We asked aunts and uncles if they had any coins from around the world, and added them to our little book. He ended up with a few from each continent, but asked for more. Then we discovered the Little Passports World Coin Collection! In your package, you get started on your “world of coins” collection with 20 real coins from around the world, such as a centavo from Argentina and a kopek from Russia. We were thrilled to explore the coins and kit with the little magnifying glass.
The kids couldn’t wait to open it and play with the coins- all shiny and clean. The coins come from a diverse range of countries on all of the continents (except Antarctica). In the kit, you also get a little storage pouch, and an incredible 10-page booklet featuring fun coin games, activities, and trivia:
Ricky dove in and started to figure out the coins’ continents, and then locate the countries on the maps using his globe. He was so excited to have 20 different new countries!!! Coin collecting is a great practice in geography and reading, as kids pour over the coins for details while deciphering the symbols, the year they were made, and country of origin. With these coins, it’s easy to find information because they look like brand new coins (in fact many said they were never in circulation!). We printed out blank maps from here for our world of coins book. For the back pages, you can get these plastic sleeves to store the coins, and these cardboard holders that slide in the pockets on the plastic sheets.
Are you ready to start coin collecting? 🙂 Check out the Little Passports World Coin Collection; the entire kit comes with 20 real coins from around the world, a special pouch, mini-magnifying glass, and world of coins booklet.
Once you’ve decided to have a coin collection, ask all of your friends and family if they have any extra coins from their travels!

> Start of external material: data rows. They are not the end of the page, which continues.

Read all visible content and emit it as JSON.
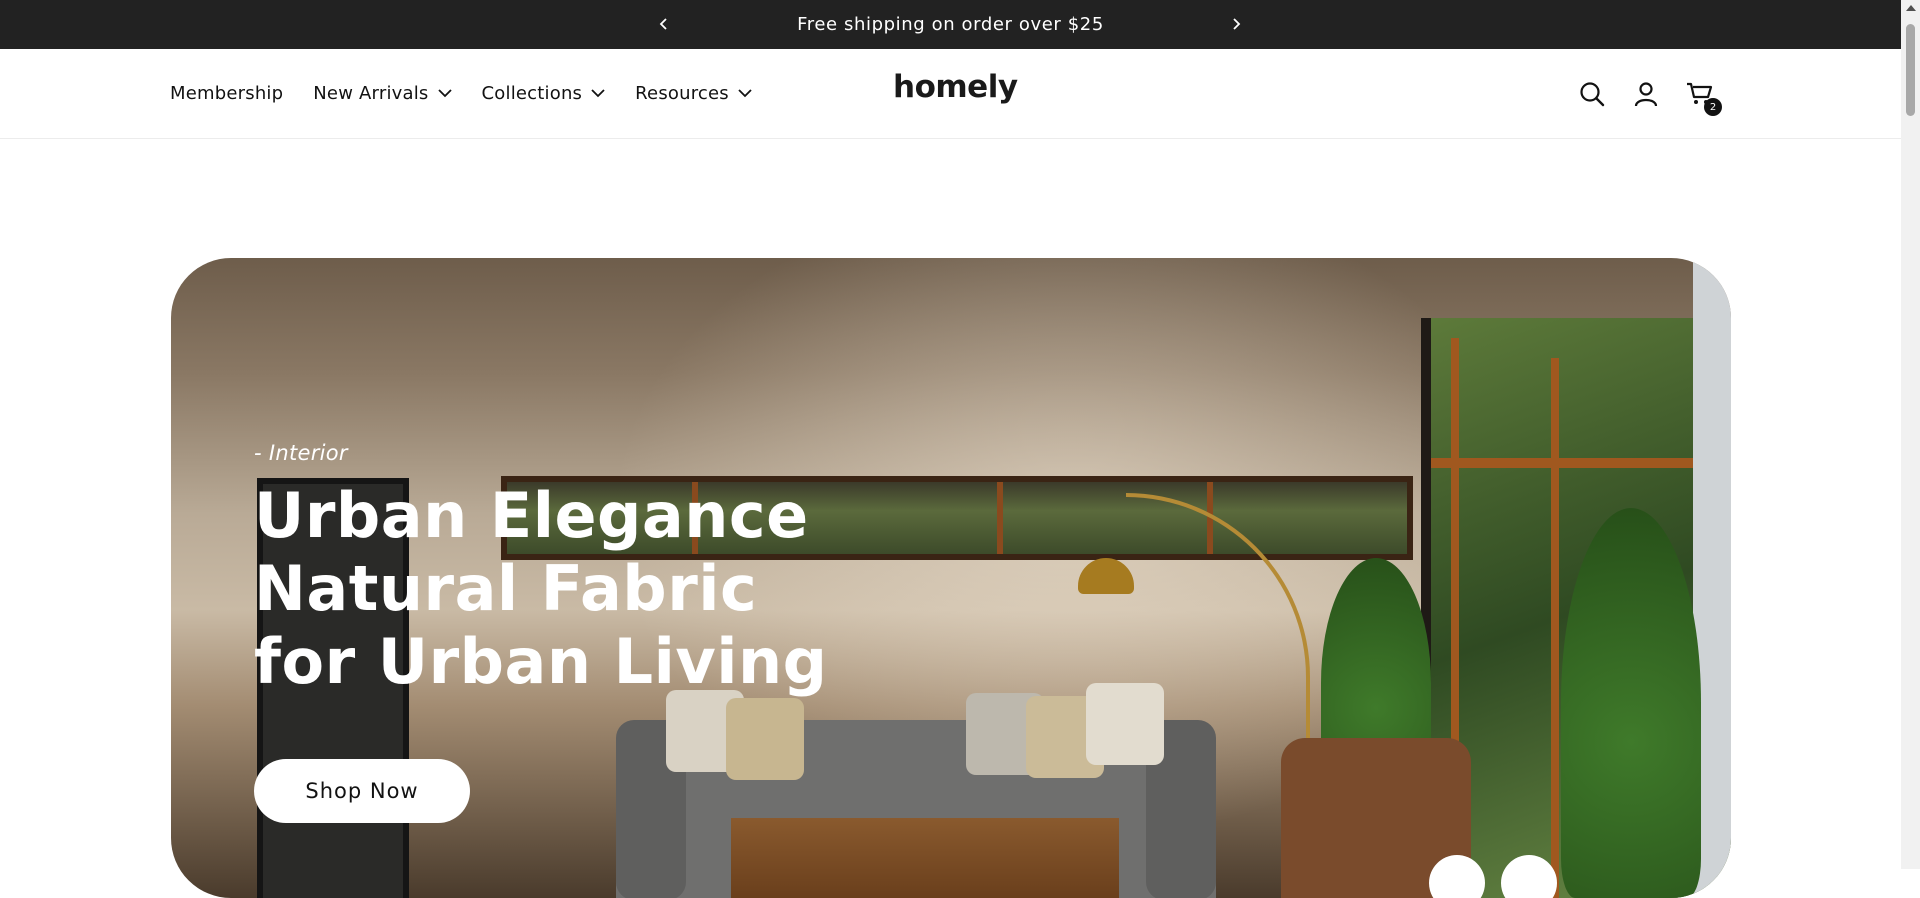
{
  "announcement": {
    "message": "Free shipping on order over $25",
    "prev_icon": "chevron-left-icon",
    "next_icon": "chevron-right-icon"
  },
  "header": {
    "nav": [
      {
        "label": "Membership",
        "has_dropdown": false
      },
      {
        "label": "New Arrivals",
        "has_dropdown": true
      },
      {
        "label": "Collections",
        "has_dropdown": true
      },
      {
        "label": "Resources",
        "has_dropdown": true
      }
    ],
    "logo": "homely",
    "icons": [
      "search-icon",
      "account-icon",
      "cart-icon"
    ],
    "cart_count": "2"
  },
  "hero": {
    "subtitle": "- Interior",
    "title_lines": [
      "Urban Elegance",
      "Natural Fabric",
      "for Urban Living"
    ],
    "cta_label": "Shop Now"
  },
  "colors": {
    "announcement_bg": "#222222",
    "text": "#121212",
    "button_bg": "#ffffff"
  }
}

Remember when you go abroad to save coins too- my kids are excited to travel this summer and collect coins from Germany because they want to fill their pages with coins. I explained that this is a lifelong hobby, and that it will definitely take time to collect so much currency:). “So can we go to ALL the countries to get different coins??”
Also, if you’d like to collect US coins, don’t miss the new book Coin Collecting for Kids by Steve Otfinoski. Kids learn about the history of money, take a tour of a mint, and are introduced to the hobby of coin collecting. There are cardboard coin slots on each page to collect the 50 statehood quarters, the $1 Presidential Coins, and the Westward Journey nickel series.